Salinity in Irrigation Water.
Salinity problems exists if salts accumulate in the crop root zone to a concentration that causes a loss in yield. In irrigated areas, these salts often originate from a saline, high water table or from salts in the applied water (irrigation water).
In irrigated agriculture, salinity problems are strongly influenced by a shallow water table (within 2 metres of the surface). Salts accumulate in this water table and frequently become an important additional source of salt that moves upward into the crop root zone. Control of an existing shallow water table is thus essential to salinity control and to successful long-term irrigated agriculture. Higher salinity water requires appreciable extra water for leaching, which adds greatly to a potential water table (drainage) problem and makes long-term irrigated agriculture nearly impossible to achieve without adequate drainage. If drainage is adequate, salinity control becomes simply good management to ensure that the crop is adequately supplied with water at all times and that enough leaching water is applied to control salts within the tolerance of the crop.
Salts that contribute to a salinity problem are water soluble. These salts are carried with the water to wherever it is used.
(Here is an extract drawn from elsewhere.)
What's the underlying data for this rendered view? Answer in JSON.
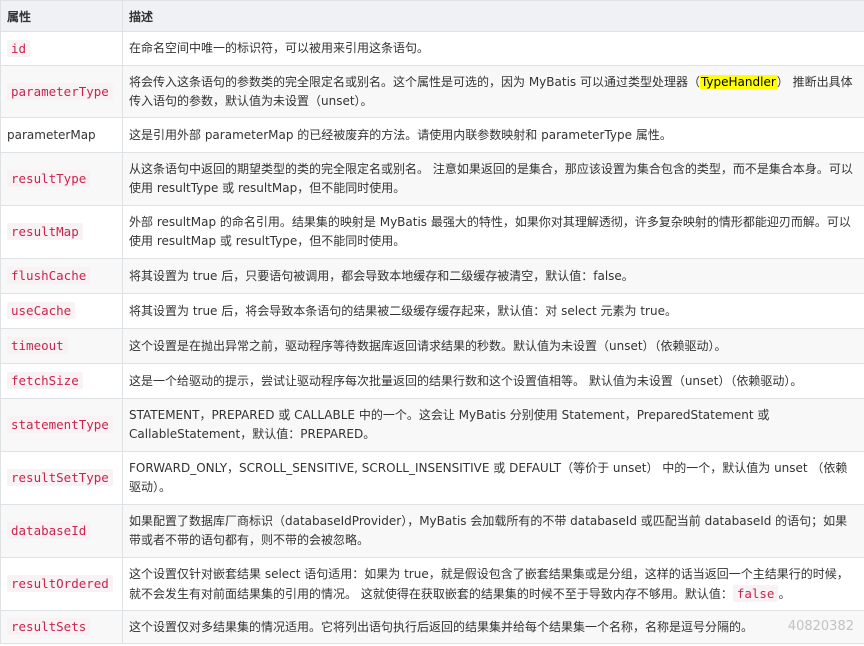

In the case of irrigation, the salts are applied with the water and remain behind in the soil as water evaporates or is used by the crop.